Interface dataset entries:
#####

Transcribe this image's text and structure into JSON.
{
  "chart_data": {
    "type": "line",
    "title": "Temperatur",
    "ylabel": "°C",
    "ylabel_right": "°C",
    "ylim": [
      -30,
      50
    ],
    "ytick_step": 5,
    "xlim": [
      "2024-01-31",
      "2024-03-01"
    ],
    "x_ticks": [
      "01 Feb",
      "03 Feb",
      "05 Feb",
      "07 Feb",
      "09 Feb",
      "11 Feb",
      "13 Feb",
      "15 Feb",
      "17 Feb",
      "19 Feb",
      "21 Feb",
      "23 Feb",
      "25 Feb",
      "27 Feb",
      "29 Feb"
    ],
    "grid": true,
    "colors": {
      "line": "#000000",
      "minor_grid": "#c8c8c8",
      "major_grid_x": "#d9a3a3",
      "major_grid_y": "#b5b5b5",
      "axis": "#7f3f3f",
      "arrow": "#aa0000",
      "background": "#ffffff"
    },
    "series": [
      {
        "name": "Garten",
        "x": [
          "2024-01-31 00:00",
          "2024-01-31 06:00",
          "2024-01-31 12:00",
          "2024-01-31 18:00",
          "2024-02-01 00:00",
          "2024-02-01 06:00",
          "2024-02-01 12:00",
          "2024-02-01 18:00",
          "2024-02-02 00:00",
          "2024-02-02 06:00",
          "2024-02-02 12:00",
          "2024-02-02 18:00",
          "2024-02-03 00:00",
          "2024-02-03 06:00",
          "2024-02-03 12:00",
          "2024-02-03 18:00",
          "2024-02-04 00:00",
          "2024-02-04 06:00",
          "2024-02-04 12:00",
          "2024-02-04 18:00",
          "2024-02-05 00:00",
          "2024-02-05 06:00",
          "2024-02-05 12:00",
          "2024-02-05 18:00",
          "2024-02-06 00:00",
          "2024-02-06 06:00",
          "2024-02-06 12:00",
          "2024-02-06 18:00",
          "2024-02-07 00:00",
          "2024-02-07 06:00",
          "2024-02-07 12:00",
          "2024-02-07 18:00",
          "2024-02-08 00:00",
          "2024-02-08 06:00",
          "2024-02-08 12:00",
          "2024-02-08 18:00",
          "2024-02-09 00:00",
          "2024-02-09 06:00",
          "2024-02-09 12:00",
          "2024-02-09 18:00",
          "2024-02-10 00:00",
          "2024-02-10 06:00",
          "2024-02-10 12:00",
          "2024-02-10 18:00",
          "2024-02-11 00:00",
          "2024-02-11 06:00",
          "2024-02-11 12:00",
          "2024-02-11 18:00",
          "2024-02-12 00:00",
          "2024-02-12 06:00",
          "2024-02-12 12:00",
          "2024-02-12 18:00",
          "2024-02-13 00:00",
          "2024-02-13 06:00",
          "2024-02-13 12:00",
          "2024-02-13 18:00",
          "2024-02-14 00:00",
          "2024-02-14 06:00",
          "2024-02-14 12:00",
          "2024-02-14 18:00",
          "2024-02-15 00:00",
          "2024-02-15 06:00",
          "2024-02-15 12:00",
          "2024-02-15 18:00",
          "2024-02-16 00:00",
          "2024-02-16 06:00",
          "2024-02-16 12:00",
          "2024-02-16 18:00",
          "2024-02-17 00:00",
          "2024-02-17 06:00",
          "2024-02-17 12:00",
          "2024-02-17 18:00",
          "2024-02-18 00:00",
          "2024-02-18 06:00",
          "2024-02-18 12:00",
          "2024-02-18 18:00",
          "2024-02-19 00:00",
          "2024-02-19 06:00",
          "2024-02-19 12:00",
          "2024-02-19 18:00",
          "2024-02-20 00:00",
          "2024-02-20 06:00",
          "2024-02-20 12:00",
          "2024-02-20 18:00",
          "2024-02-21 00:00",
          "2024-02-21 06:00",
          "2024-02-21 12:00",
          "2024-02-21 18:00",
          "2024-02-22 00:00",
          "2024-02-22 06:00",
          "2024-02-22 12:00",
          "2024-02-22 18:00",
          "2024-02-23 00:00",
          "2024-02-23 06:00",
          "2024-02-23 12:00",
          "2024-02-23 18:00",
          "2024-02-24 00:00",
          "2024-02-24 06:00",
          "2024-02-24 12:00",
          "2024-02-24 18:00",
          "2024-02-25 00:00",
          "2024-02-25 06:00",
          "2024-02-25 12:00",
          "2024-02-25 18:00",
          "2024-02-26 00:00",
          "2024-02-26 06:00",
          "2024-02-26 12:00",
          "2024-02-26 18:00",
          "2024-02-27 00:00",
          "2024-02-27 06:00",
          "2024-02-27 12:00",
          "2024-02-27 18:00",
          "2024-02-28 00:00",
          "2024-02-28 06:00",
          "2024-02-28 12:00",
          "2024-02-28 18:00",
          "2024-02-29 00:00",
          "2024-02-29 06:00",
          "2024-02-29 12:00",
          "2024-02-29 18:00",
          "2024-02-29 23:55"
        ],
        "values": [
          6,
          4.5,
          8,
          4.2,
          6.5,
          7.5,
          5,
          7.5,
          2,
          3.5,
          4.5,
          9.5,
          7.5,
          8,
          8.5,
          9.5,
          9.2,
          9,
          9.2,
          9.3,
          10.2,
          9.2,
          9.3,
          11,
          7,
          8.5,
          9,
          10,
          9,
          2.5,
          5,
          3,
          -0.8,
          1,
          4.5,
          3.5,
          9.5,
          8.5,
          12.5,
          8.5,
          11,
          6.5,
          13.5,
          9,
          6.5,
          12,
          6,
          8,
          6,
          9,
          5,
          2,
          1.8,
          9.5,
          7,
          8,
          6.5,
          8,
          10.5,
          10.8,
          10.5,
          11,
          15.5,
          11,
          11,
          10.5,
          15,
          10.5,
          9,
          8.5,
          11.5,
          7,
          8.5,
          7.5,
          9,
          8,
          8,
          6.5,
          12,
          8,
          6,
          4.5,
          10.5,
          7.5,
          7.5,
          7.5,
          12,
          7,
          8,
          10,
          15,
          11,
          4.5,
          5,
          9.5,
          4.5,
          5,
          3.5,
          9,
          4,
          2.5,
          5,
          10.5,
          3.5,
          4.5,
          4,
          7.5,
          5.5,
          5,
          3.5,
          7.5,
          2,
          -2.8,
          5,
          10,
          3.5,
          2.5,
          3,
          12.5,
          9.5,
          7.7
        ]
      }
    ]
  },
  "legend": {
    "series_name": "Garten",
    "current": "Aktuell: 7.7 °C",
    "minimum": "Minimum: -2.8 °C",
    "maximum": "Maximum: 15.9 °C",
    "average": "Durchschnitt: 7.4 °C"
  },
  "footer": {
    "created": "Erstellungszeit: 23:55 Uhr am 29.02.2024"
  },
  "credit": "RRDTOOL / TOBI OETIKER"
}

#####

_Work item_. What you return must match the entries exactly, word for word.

_Solution to the problem_.
Transcribe this image's text and structure into JSON.
{
  "chart_data": {
    "type": "line",
    "title": "Temperatur",
    "ylabel": "°C",
    "ylabel_right": "°C",
    "ylim": [
      -30,
      50
    ],
    "ytick_step": 5,
    "xlim": [
      "2024-01-31",
      "2024-03-01"
    ],
    "x_ticks": [
      "01 Feb",
      "03 Feb",
      "05 Feb",
      "07 Feb",
      "09 Feb",
      "11 Feb",
      "13 Feb",
      "15 Feb",
      "17 Feb",
      "19 Feb",
      "21 Feb",
      "23 Feb",
      "25 Feb",
      "27 Feb",
      "29 Feb"
    ],
    "grid": true,
    "colors": {
      "line": "#000000",
      "minor_grid": "#c8c8c8",
      "major_grid_x": "#d9a3a3",
      "major_grid_y": "#b5b5b5",
      "axis": "#7f3f3f",
      "arrow": "#aa0000",
      "background": "#ffffff"
    },
    "series": [
      {
        "name": "Garten",
        "x": [
          "2024-01-31 00:00",
          "2024-01-31 06:00",
          "2024-01-31 12:00",
          "2024-01-31 18:00",
          "2024-02-01 00:00",
          "2024-02-01 06:00",
          "2024-02-01 12:00",
          "2024-02-01 18:00",
          "2024-02-02 00:00",
          "2024-02-02 06:00",
          "2024-02-02 12:00",
          "2024-02-02 18:00",
          "2024-02-03 00:00",
          "2024-02-03 06:00",
          "2024-02-03 12:00",
          "2024-02-03 18:00",
          "2024-02-04 00:00",
          "2024-02-04 06:00",
          "2024-02-04 12:00",
          "2024-02-04 18:00",
          "2024-02-05 00:00",
          "2024-02-05 06:00",
          "2024-02-05 12:00",
          "2024-02-05 18:00",
          "2024-02-06 00:00",
          "2024-02-06 06:00",
          "2024-02-06 12:00",
          "2024-02-06 18:00",
          "2024-02-07 00:00",
          "2024-02-07 06:00",
          "2024-02-07 12:00",
          "2024-02-07 18:00",
          "2024-02-08 00:00",
          "2024-02-08 06:00",
          "2024-02-08 12:00",
          "2024-02-08 18:00",
          "2024-02-09 00:00",
          "2024-02-09 06:00",
          "2024-02-09 12:00",
          "2024-02-09 18:00",
          "2024-02-10 00:00",
          "2024-02-10 06:00",
          "2024-02-10 12:00",
          "2024-02-10 18:00",
          "2024-02-11 00:00",
          "2024-02-11 06:00",
          "2024-02-11 12:00",
          "2024-02-11 18:00",
          "2024-02-12 00:00",
          "2024-02-12 06:00",
          "2024-02-12 12:00",
          "2024-02-12 18:00",
          "2024-02-13 00:00",
          "2024-02-13 06:00",
          "2024-02-13 12:00",
          "2024-02-13 18:00",
          "2024-02-14 00:00",
          "2024-02-14 06:00",
          "2024-02-14 12:00",
          "2024-02-14 18:00",
          "2024-02-15 00:00",
          "2024-02-15 06:00",
          "2024-02-15 12:00",
          "2024-02-15 18:00",
          "2024-02-16 00:00",
          "2024-02-16 06:00",
          "2024-02-16 12:00",
          "2024-02-16 18:00",
          "2024-02-17 00:00",
          "2024-02-17 06:00",
          "2024-02-17 12:00",
          "2024-02-17 18:00",
          "2024-02-18 00:00",
          "2024-02-18 06:00",
          "2024-02-18 12:00",
          "2024-02-18 18:00",
          "2024-02-19 00:00",
          "2024-02-19 06:00",
          "2024-02-19 12:00",
          "2024-02-19 18:00",
          "2024-02-20 00:00",
          "2024-02-20 06:00",
          "2024-02-20 12:00",
          "2024-02-20 18:00",
          "2024-02-21 00:00",
          "2024-02-21 06:00",
          "2024-02-21 12:00",
          "2024-02-21 18:00",
          "2024-02-22 00:00",
          "2024-02-22 06:00",
          "2024-02-22 12:00",
          "2024-02-22 18:00",
          "2024-02-23 00:00",
          "2024-02-23 06:00",
          "2024-02-23 12:00",
          "2024-02-23 18:00",
          "2024-02-24 00:00",
          "2024-02-24 06:00",
          "2024-02-24 12:00",
          "2024-02-24 18:00",
          "2024-02-25 00:00",
          "2024-02-25 06:00",
          "2024-02-25 12:00",
          "2024-02-25 18:00",
          "2024-02-26 00:00",
          "2024-02-26 06:00",
          "2024-02-26 12:00",
          "2024-02-26 18:00",
          "2024-02-27 00:00",
          "2024-02-27 06:00",
          "2024-02-27 12:00",
          "2024-02-27 18:00",
          "2024-02-28 00:00",
          "2024-02-28 06:00",
          "2024-02-28 12:00",
          "2024-02-28 18:00",
          "2024-02-29 00:00",
          "2024-02-29 06:00",
          "2024-02-29 12:00",
          "2024-02-29 18:00",
          "2024-02-29 23:55"
        ],
        "values": [
          6,
          4.5,
          8,
          4.2,
          6.5,
          7.5,
          5,
          7.5,
          2,
          3.5,
          4.5,
          9.5,
          7.5,
          8,
          8.5,
          9.5,
          9.2,
          9,
          9.2,
          9.3,
          10.2,
          9.2,
          9.3,
          11,
          7,
          8.5,
          9,
          10,
          9,
          2.5,
          5,
          3,
          -0.8,
          1,
          4.5,
          3.5,
          9.5,
          8.5,
          12.5,
          8.5,
          11,
          6.5,
          13.5,
          9,
          6.5,
          12,
          6,
          8,
          6,
          9,
          5,
          2,
          1.8,
          9.5,
          7,
          8,
          6.5,
          8,
          10.5,
          10.8,
          10.5,
          11,
          15.5,
          11,
          11,
          10.5,
          15,
          10.5,
          9,
          8.5,
          11.5,
          7,
          8.5,
          7.5,
          9,
          8,
          8,
          6.5,
          12,
          8,
          6,
          4.5,
          10.5,
          7.5,
          7.5,
          7.5,
          12,
          7,
          8,
          10,
          15,
          11,
          4.5,
          5,
          9.5,
          4.5,
          5,
          3.5,
          9,
          4,
          2.5,
          5,
          10.5,
          3.5,
          4.5,
          4,
          7.5,
          5.5,
          5,
          3.5,
          7.5,
          2,
          -2.8,
          5,
          10,
          3.5,
          2.5,
          3,
          12.5,
          9.5,
          7.7
        ]
      }
    ]
  },
  "legend": {
    "series_name": "Garten",
    "current": "Aktuell: 7.7 °C",
    "minimum": "Minimum: -2.8 °C",
    "maximum": "Maximum: 15.9 °C",
    "average": "Durchschnitt: 7.4 °C"
  },
  "footer": {
    "created": "Erstellungszeit: 23:55 Uhr am 29.02.2024"
  },
  "credit": "RRDTOOL / TOBI OETIKER"
}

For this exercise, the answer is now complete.